The automobile industry is one of the most strictly regulated in the world. Manufacturers must comply with a wide range of stringent standards, particularly in Europe where regulations are among the strictest of all.

Achieving compliance requires measuring and testing variables, many of which are related to the pressure of car fluids and media.

For example, a vehicle’s cooling, hydraulic transmission, and fuel injection systems – among many others – must all be proved safe against detailed specifications before a car can be sold.

hermetic sealed probe for engine oil

Challenges of measuring pressure inside a car

This is no simple task for a number of reasons. A car is not a laboratory, and its unique environment makes measuring pressure quite tricky.

Four common issues include particle in the fluid, vibrations, high temperatures and electrical noise.

Particles in the fluid

The most challenging issue is the likely presence of particles in the medium being measured.

Many standard pressure sensors feature an orifice that takes in fluid for measurement. If particles get stuck inside this orifice, the diaphragm will be unable to sense changes in pressure. The sensor could also be damaged.

Vibrations

When a car engine is switched on, it produces many vibrations that can cause a mis-read in the pressure transducer.

These engine vibrations can cause the transducer to vibrate, causing noise in the output. The pressure transducer could also be damaged.

High temperatures

It is not uncommon for the temperature of car fluids to go above 99°C. The electronics inside most pressure sensors are not able to work in such heat.

One solution to this issue is to use small ‘standoffs’ of the media, if it is too hot to measure normally. Read this white paper to understand the techniques of measure pressure of high temperature media.

Electrical noise

Another challenge is how to counter electrical noise produced by the engine.

If a pressure transducer produces a low mV output, then the engine’s stronger electrical noise will ‘shadow’ it and cause errors in the reading. The answer is to use a volts- or milliamps-output pressure transducer, which provide a higher output that is suitable for industrial environments.

Specialised flush diaphragm transducers as a solution

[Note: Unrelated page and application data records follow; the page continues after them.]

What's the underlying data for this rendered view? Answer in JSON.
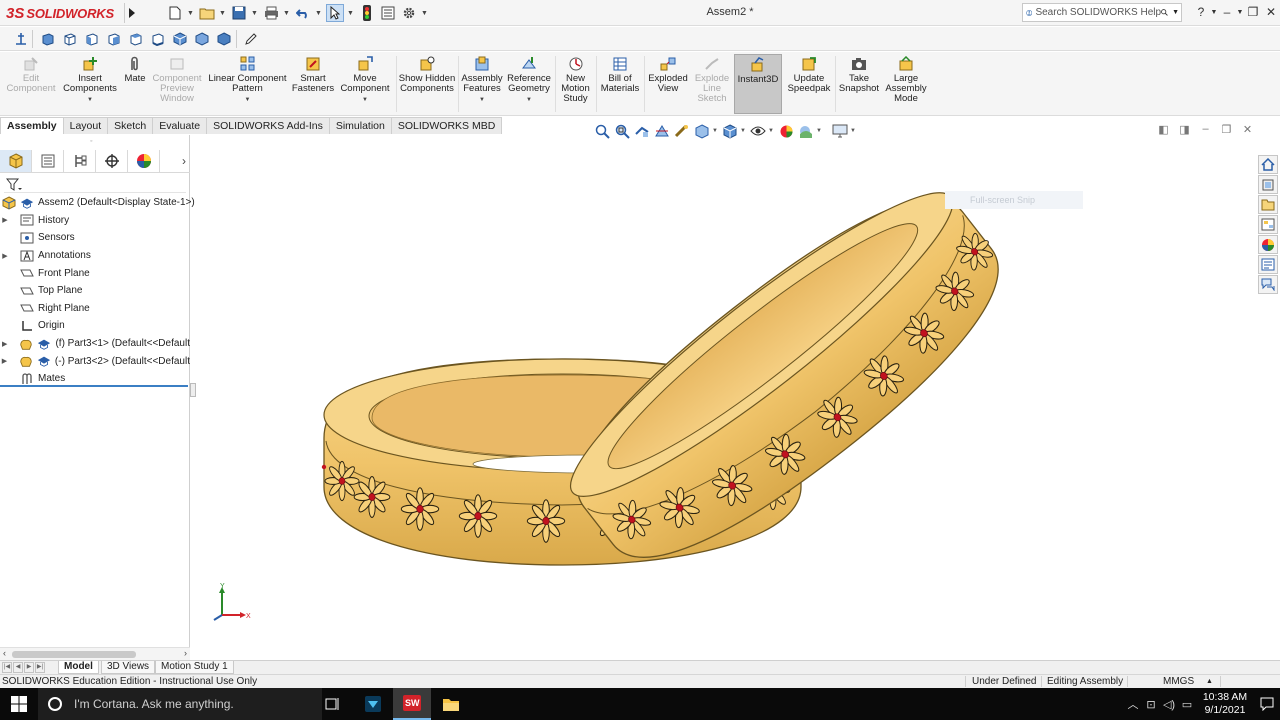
{
  "app": {
    "logo_text": "SOLIDWORKS",
    "doc_title": "Assem2 *",
    "search_placeholder": "Search SOLIDWORKS Help"
  },
  "ribbon": {
    "buttons": [
      {
        "id": "edit_component",
        "label": "Edit Component",
        "disabled": true
      },
      {
        "id": "insert_components",
        "label": "Insert Components"
      },
      {
        "id": "mate",
        "label": "Mate"
      },
      {
        "id": "component_preview",
        "label": "Component Preview Window",
        "disabled": true
      },
      {
        "id": "linear_pattern",
        "label": "Linear Component Pattern"
      },
      {
        "id": "smart_fasteners",
        "label": "Smart Fasteners"
      },
      {
        "id": "move_component",
        "label": "Move Component"
      },
      {
        "id": "show_hidden",
        "label": "Show Hidden Components"
      },
      {
        "id": "assembly_features",
        "label": "Assembly Features"
      },
      {
        "id": "reference_geometry",
        "label": "Reference Geometry"
      },
      {
        "id": "new_motion_study",
        "label": "New Motion Study"
      },
      {
        "id": "bill_of_materials",
        "label": "Bill of Materials"
      },
      {
        "id": "exploded_view",
        "label": "Exploded View"
      },
      {
        "id": "explode_line_sketch",
        "label": "Explode Line Sketch",
        "disabled": true
      },
      {
        "id": "instant3d",
        "label": "Instant3D",
        "active": true
      },
      {
        "id": "update_speedpak",
        "label": "Update Speedpak"
      },
      {
        "id": "take_snapshot",
        "label": "Take Snapshot"
      },
      {
        "id": "large_assembly_mode",
        "label": "Large Assembly Mode"
      }
    ]
  },
  "tabs": [
    "Assembly",
    "Layout",
    "Sketch",
    "Evaluate",
    "SOLIDWORKS Add-Ins",
    "Simulation",
    "SOLIDWORKS MBD"
  ],
  "active_tab": "Assembly",
  "tree": {
    "root": "Assem2  (Default<Display State-1>)",
    "items": [
      {
        "label": "History",
        "expandable": true
      },
      {
        "label": "Sensors",
        "expandable": false
      },
      {
        "label": "Annotations",
        "expandable": true
      },
      {
        "label": "Front Plane",
        "expandable": false
      },
      {
        "label": "Top Plane",
        "expandable": false
      },
      {
        "label": "Right Plane",
        "expandable": false
      },
      {
        "label": "Origin",
        "expandable": false
      },
      {
        "label": "(f) Part3<1> (Default<<Default",
        "expandable": true
      },
      {
        "label": "(-) Part3<2> (Default<<Default",
        "expandable": true
      },
      {
        "label": "Mates",
        "expandable": false
      }
    ]
  },
  "viewport": {
    "snip_label": "Full-screen Snip",
    "triad_x": "X",
    "triad_y": "Y"
  },
  "bottom_tabs": [
    "Model",
    "3D Views",
    "Motion Study 1"
  ],
  "active_bottom_tab": "Model",
  "status": {
    "edition": "SOLIDWORKS Education Edition - Instructional Use Only",
    "defined": "Under Defined",
    "editing": "Editing Assembly",
    "units": "MMGS"
  },
  "taskbar": {
    "cortana_text": "I'm Cortana. Ask me anything.",
    "time": "10:38 AM",
    "date": "9/1/2021"
  },
  "colors": {
    "brand_red": "#d2232a",
    "ring_gold": "#f0c46a",
    "flower_gem": "#c1121f"
  }
}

Fortunately, specialised pressure transducers designed for the automobile industry can solve all of the problems above.

OMEGA Engineering PX600 and PX61C Flush Diaphragm Pressure Transducers feature:

  • No orifice, and therefore no risk of blockage by particles in suspension


  • Strong performance during engine vibrations


  • Volt output for accurate readings during electrical noise


Read more about the PX600 Flush Diaphragm Pressure Transducer

Read more about the PX61C Flush Diaphragm Miniature Transducer

If you would like to know more, or discuss your specific requirements with an expert, the OMEGA Engineering technical team is here to help. Contact us today.